* _GIVEN DATA_
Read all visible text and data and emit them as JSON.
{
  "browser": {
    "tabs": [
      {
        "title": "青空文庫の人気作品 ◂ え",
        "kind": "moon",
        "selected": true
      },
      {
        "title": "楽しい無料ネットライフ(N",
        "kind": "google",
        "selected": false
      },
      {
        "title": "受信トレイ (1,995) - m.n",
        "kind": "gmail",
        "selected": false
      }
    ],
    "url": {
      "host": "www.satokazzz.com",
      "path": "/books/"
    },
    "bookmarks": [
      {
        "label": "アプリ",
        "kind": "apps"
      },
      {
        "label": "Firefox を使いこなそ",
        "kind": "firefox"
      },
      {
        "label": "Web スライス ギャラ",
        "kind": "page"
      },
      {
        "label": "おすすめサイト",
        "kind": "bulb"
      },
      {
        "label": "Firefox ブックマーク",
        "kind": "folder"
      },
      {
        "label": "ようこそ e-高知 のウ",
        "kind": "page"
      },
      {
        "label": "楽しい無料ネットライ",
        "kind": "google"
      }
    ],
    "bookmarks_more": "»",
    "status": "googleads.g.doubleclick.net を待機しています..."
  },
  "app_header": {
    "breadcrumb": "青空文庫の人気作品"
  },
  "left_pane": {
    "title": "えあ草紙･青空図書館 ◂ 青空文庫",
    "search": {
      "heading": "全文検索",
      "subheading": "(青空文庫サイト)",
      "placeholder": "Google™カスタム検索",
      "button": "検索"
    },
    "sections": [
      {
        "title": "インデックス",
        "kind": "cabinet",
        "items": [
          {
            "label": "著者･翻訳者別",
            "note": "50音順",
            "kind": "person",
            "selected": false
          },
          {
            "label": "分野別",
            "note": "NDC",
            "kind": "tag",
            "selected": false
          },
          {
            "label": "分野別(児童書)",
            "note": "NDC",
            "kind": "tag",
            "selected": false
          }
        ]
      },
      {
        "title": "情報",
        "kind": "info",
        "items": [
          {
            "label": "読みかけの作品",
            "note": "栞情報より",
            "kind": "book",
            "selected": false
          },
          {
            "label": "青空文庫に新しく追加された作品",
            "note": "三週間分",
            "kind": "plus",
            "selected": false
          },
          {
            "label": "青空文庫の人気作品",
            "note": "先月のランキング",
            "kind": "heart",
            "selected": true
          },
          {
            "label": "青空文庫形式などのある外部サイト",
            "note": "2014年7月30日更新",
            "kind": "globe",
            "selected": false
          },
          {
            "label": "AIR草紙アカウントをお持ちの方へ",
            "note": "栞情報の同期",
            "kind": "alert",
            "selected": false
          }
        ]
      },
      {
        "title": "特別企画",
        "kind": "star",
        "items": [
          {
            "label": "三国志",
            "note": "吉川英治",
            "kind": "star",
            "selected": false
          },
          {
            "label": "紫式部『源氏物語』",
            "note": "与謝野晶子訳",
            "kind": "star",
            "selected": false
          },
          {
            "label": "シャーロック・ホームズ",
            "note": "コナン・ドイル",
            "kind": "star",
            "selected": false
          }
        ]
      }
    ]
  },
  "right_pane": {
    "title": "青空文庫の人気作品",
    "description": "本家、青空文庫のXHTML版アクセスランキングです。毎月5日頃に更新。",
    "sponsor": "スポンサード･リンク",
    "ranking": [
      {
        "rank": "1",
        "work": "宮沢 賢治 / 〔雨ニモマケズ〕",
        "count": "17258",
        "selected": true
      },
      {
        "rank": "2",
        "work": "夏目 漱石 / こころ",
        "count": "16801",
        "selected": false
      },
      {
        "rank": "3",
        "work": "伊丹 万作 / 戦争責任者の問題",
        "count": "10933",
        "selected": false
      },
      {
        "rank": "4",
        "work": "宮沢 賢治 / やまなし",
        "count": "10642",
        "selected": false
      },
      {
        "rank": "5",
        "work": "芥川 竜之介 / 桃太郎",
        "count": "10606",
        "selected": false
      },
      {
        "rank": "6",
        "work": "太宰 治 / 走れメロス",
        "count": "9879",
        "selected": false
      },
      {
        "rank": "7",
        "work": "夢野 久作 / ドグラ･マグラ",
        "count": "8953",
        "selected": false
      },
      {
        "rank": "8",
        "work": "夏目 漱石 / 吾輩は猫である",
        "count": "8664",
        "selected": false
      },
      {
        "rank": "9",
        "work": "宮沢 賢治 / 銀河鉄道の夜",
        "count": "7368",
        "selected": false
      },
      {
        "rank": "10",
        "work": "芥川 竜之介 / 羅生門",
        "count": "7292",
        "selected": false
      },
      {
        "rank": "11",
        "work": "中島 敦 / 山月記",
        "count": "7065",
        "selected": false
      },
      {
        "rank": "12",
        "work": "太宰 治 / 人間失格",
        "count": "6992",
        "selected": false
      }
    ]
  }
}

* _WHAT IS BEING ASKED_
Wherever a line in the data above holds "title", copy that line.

* _TASK SOLUTION_
        "title": "青空文庫の人気作品 ◂ え",
        "title": "楽しい無料ネットライフ(N",
        "title": "受信トレイ (1,995) - m.n",
    "title": "えあ草紙･青空図書館 ◂ 青空文庫",
        "title": "インデックス",
        "title": "情報",
        "title": "特別企画",
    "title": "青空文庫の人気作品",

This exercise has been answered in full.